Dihydrofolate reductase DHFR is an excellent
Dihydrofolate reductase (DHFR) is an excellent molecular target for this study because it has been and is currently studied by using different molecular modeling techniques , , , . Kerrigan et al. have reported an interesting review about recent progress in molecular dynamics simulations of DHFR  and they conclude that “molecular mechanics calculations can work well to model the initial binding step of an inhibitor or substrate with DHFR. However, DHFR continues to be a challenge for free fauc estimation methods and caution is recommended when interpreting these results”.
It should be noted that there are very few simulations specifically focused in the molecular interactions involved in the formation of the L-R complexes. Thus, interesting details about the intricacies of molecular interactions of DHFR interacting with its inhibitors remain unknown. Recently, we reported some molecular modeling studies using reduced models for the binding pockets , , , , , . This approach allows performing more accurate quantum mechanical calculations, as well as to obtain a detailed electronic analysis by using the method of Quantum Theory of Atoms in Molecules (QTAIM).
The main objective of this work is to find a way that allows us to differentiate between ligands possessing similar affinities for the DHFR. To achieve this goal, different calculations techniques have been used either alone or in combination in order to find a molecular descriptor that allows getting such differentiation. Thus, the present study was carried out at different stages. In the first step, seven new compounds were synthesized and then they were evaluated for their inhibitory activities against human DHFR. These results were added to thirteen compounds reported by Gangjee et al. (1–13) , two compounds reported in our earlier work (14a and 15a)  and two new compounds (14e and 15f) recently reported in Ref.  in order to have a more complete and representative number of compounds (25 molecules in the complete series (Fig. 1 and Table 1)). In the next step, we performed MD simulations, QM calculations (using different levels of theory) and QTAIM analysis with the aim to obtain a correlation which allows the discrimination between compounds possessing similar affinities by the enzyme. The conclusions are presented at the end.
Methods of calculations The results of this work have been compared with those recently reported in the Ref. ; therefore all calculations and molecular simulations have been performed using the same techniques previously used.
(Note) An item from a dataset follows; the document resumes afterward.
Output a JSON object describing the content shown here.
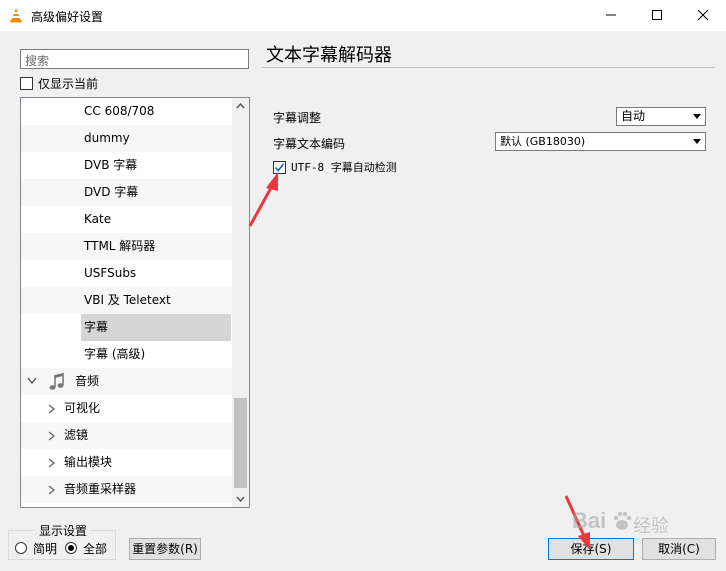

Results and discussion We recently reported two new DHFR inhibitors: compounds 14a and 15a . In order to have a more extensive series and based on these two structures, we decide to synthesize seven novel derivatives from 2,4,5-triamino-6-methoxypyrimidine with diverse aryl aldehydes to render well compounds 14b-d (structurally related to 14a) or compounds 15b-e (structurally related to compound 15a), which were prepared in a two-step one-pot procedure (Scheme 1 and Table 1). In the next step we tested the inhibitory effect of these compounds; such results are summarized in Table 1. As we can see from Table 1 some of these compounds displayed a relatively significant activity, such as compound 15b which shows inhibitory effect at concentrations of 27.87 μM. As it was stated above the main objective of this work is to obtain a correlation between the binding energies of these compounds and their respective IC50. Therefore MD simulations and quantum mechanical calculations were performed for all the L-R complexes. To try to use a sample as representative as possible of different types of ligands, we also include in this analysis the sixteen compounds reported in our previous work , thus forming a complete set of 25 compounds (Fig. 1). As we expected the general results obtained from MD simulations were very similar to those previously reported for compounds 14a and 15a . A highly conserved glutamic acid (Glu30) is functioning as an anchoring point. In the present study, all the simulated compounds were docked into the receptor with the N1 and 2-amino group near to Glu30. After 5 ns of MD simulations, the ligands moved slightly but in a different form compared with the initial position. However, the strong interaction with Glu30 was maintained for all the complexes. Other important MI stabilizing the different complexes are: π … π stacking interactions with Phe31 and Phe34, and hydrophobic interactions with Ile7 and Val115.